Here’s some advice: run, don’t walk, to the stack of Julia Keller’s first crime novel, A Killing in the Hills, and stash away a first edition for yourself. I rarely make this prediction but I am predicting Keller’s career will be a long one. This is a wonderful first novel, strongly reminiscent of some of Laura Lippman’s best work – her stand-alone crime novels that, like this book, are about so much more.
A Killing in the Hills is set in the tiny, and fictional, Acker’s Gap, West Virginia, but the assured writing and sense of place make clear that while technically Acker’s Gap is not a real place, the town Keller is describing and writing about most definitely is real. The book kicks off with the kind of random and senseless shooting that we have become all too familiar with recently: three old men are gunned down in the middle of a busy lunch time at a fast food restaurant in Acker’s Gap.
In her first appearance, Generation Loss, Elizabeth Hand’s protagonist Cassandra Neary provides this memorable self-portrait:
I caught a glimpse of myself in a dark window: a gaunt Valkyrie holding a spear taller than I was, teeth bared in a drunken grimace and eyes bloodshot from some redneck teenager’s ADD medication.
Neary has many of the qualities more expected in a male noir protagonist. She’s violent, bad tempered, substance abusing, cynical, haunted, corrupt, but yet able to tell the difference between right and wrong at the crucial moment and equally able to act decisively on that knowledge.

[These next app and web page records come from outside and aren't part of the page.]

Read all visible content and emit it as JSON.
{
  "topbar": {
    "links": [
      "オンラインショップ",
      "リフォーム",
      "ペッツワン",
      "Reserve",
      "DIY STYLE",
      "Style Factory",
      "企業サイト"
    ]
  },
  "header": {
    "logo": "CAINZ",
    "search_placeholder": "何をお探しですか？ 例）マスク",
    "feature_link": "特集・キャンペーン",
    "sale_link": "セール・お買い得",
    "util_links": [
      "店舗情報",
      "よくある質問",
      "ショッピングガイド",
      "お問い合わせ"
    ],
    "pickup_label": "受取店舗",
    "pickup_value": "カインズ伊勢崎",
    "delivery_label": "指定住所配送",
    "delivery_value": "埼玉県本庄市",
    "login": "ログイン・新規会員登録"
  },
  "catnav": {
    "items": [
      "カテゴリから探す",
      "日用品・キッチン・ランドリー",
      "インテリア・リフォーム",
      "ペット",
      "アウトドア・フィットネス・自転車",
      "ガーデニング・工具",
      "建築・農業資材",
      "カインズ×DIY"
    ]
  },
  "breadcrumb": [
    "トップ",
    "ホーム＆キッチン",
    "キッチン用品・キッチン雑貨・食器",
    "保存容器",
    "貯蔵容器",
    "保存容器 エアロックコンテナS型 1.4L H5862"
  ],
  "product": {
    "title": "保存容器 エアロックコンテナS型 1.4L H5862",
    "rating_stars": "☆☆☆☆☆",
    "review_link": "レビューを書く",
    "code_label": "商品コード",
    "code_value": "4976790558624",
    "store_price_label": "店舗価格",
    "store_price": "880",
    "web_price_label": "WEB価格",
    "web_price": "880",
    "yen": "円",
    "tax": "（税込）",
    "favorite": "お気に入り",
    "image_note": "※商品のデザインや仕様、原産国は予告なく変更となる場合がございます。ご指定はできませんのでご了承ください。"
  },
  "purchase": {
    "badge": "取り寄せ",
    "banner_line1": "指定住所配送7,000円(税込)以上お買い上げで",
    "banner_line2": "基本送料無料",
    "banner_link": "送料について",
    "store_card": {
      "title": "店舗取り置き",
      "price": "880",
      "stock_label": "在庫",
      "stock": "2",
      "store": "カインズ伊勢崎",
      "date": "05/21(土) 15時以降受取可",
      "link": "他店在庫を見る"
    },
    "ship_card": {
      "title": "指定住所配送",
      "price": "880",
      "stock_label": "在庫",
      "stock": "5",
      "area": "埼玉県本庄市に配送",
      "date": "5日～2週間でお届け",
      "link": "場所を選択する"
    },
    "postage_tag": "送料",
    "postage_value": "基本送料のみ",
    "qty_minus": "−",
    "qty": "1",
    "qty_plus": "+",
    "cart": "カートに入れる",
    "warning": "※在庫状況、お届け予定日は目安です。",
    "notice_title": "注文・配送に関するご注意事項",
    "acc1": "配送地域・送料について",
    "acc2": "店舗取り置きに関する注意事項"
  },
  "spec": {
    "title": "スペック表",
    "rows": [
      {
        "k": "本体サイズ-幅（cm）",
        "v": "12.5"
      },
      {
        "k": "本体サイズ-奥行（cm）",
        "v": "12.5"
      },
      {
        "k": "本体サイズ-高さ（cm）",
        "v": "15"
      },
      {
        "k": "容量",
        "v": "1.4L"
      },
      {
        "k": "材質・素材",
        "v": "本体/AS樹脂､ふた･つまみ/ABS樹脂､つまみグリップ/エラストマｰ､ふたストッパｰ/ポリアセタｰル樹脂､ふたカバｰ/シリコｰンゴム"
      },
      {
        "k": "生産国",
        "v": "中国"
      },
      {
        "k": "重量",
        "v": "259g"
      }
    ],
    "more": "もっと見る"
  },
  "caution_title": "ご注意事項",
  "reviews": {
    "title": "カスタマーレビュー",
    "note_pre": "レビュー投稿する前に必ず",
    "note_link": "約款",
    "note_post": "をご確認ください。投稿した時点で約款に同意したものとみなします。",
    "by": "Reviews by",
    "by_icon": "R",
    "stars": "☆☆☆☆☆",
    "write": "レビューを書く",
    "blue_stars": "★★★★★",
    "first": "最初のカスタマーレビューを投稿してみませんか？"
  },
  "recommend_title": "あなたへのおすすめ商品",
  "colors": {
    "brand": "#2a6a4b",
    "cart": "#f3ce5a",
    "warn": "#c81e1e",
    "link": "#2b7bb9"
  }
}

Thomas Cook is one of my favorite authors, but when I tell people that their reaction is often who? He’s been nominated for the Edgar seven times in five different categories, won for best novel, and yet, perhaps because he doesn’t write a series, remains criminally underappreciated. To me, fine prose in an essential part of any really excellent book, and Cook is one of the greatest living stylists in any genre, but he also has mastery of the other essential elements like character, setting and a special gift for the unexpected plot twist that seems obvious only after it’s happened.